Solar boiler
A system to heat water through the sun's heat. A solar boiler usually consists of a solar collector that captures heat, a transfer fluid that passes on the heat and a boiler vessel in which the hot water is stored for subsequent use.

Solar cell
In a solar cell, photovoltaic conversion occurs under the impact of incident light. In this process, sunlight is converted to electricity. Solar cells consist of semiconductor material such as silicon. Under the influence of light, negatively charged electrons are released which move away and leave positively charged "holes". Separation takes place leading to a side with positive voltage and a side with negative voltage. If these two sides are connected to one another, electrical current (direct current) starts to flow. An inverter converts it to alternating current (of the electricity grid).

Solar collector
This device is used to produce hot water in the collector with solar heat.

Solar thermal
The use of solar radiation to heat something up. It contrasts with "photovoltaic" which uses sunlight to generate electric energy.

Solar panels
Solar panels that generate electricity are composed of photovoltaic cells (PV cells). The capacity of a solar panel is expressed in Watt peak per m2. Solar panels lie on the roof and are often blue or brown.
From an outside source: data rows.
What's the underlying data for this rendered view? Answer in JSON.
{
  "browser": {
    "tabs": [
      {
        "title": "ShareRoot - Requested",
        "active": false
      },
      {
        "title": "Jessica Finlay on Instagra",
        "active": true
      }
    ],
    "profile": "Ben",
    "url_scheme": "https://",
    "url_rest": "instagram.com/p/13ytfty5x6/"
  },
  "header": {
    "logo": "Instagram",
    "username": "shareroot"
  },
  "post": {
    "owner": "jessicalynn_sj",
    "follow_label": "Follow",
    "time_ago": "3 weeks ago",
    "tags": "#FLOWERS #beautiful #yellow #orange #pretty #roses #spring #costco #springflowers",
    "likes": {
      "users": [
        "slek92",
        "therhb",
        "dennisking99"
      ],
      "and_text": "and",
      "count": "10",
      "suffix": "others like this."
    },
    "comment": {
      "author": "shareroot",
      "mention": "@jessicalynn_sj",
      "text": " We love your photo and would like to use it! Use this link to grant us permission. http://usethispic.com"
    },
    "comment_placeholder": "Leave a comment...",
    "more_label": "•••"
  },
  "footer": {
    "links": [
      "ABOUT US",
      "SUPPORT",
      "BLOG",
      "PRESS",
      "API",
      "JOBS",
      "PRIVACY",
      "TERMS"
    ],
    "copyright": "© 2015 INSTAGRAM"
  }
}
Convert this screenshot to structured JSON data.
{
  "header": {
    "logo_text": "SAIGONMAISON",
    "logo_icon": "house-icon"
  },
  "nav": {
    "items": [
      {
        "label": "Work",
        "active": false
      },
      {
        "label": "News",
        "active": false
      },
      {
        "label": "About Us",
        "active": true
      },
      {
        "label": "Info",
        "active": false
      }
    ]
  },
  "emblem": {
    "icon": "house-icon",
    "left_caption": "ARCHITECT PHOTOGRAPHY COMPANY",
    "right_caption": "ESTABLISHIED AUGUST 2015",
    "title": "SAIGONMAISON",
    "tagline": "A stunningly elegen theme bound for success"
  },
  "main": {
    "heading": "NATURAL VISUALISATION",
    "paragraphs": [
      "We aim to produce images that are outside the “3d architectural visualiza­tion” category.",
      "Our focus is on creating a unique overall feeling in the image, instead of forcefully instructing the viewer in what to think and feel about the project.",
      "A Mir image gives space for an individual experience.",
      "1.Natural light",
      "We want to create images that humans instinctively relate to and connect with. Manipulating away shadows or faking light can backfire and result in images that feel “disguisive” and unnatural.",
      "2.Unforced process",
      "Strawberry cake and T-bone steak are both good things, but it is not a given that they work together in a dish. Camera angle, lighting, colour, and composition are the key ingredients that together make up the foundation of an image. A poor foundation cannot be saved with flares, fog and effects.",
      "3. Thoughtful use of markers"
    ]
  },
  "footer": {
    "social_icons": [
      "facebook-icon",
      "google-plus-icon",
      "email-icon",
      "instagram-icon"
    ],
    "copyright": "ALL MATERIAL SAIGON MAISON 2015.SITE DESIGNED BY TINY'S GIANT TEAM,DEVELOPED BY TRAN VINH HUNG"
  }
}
Using solar panels, you can sustainably generate part of your electricity. Via solar panels sunlight is converted to electricity so that your household needs to have less recourse to fossil fuels. As a result, your household emits less CO2.

Solar power installation
The main components of a solar power installation are a number of solar panels and an inverter. Besides, equipment is needed to affix the solar panels to your roof (usually aluminium rails) and cables are needed to connect the panels to the inverter and the inverter to the fuse box. In the fuse box, additional groups are installed together with a production meter to measure how much you generate.

Solar power
Solar power is electricity that is generated by sunlight and the sun's heat. This is possible with solar panels. A solar panel (solar cells) can convert solar energy to electricity.